:: Exercise ::
Within the entries below, every line containing "minutes" is to be copied.

----------------

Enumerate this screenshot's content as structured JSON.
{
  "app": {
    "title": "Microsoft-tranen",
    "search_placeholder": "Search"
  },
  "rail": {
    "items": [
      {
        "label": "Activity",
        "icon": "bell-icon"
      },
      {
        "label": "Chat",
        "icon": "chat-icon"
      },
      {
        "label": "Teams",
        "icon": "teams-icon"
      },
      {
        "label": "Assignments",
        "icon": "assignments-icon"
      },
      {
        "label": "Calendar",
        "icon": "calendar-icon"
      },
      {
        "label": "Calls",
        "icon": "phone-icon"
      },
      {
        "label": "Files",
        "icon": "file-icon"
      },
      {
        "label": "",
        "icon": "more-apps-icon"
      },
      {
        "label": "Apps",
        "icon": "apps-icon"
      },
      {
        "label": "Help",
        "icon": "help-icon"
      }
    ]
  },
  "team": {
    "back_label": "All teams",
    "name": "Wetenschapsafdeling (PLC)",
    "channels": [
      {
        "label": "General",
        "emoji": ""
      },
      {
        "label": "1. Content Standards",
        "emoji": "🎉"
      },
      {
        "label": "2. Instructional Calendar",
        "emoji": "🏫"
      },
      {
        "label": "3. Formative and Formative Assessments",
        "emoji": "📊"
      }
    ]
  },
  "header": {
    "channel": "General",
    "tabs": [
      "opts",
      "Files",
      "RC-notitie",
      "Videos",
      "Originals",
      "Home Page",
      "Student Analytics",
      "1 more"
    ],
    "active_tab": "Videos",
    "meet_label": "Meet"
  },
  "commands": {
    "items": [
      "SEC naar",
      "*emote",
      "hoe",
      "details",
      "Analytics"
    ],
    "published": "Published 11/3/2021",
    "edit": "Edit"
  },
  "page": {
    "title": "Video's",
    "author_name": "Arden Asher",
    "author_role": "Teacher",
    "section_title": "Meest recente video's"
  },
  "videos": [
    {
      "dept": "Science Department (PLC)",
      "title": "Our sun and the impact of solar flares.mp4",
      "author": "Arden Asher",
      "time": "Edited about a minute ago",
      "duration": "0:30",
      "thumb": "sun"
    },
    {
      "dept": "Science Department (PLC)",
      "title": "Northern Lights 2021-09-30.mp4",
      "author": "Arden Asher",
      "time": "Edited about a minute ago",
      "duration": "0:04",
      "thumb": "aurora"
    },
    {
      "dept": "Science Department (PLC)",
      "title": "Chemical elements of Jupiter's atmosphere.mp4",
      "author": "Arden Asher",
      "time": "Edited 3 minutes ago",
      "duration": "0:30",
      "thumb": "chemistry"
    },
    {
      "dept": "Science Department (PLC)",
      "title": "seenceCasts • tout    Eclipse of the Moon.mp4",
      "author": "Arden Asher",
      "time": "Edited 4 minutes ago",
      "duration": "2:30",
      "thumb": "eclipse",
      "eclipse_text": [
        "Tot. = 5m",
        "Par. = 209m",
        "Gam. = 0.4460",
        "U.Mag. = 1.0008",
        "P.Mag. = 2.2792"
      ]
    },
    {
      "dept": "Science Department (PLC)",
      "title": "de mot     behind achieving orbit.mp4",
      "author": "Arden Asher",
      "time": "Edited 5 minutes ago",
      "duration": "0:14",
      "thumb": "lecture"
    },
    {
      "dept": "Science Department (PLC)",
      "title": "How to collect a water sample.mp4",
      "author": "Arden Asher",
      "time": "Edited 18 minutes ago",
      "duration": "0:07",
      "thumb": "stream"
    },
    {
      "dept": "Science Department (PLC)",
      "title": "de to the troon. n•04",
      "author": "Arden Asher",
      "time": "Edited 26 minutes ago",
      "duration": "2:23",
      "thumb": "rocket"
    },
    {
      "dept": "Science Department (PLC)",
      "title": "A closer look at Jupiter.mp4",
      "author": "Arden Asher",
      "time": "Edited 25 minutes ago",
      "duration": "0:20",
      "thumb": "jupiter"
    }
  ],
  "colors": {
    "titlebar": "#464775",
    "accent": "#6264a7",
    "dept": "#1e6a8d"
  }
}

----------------

:: Solution to the problem ::
      "time": "Edited 3 minutes ago",
      "time": "Edited 4 minutes ago",
      "time": "Edited 5 minutes ago",
      "time": "Edited 18 minutes ago",
      "time": "Edited 26 minutes ago",
      "time": "Edited 25 minutes ago",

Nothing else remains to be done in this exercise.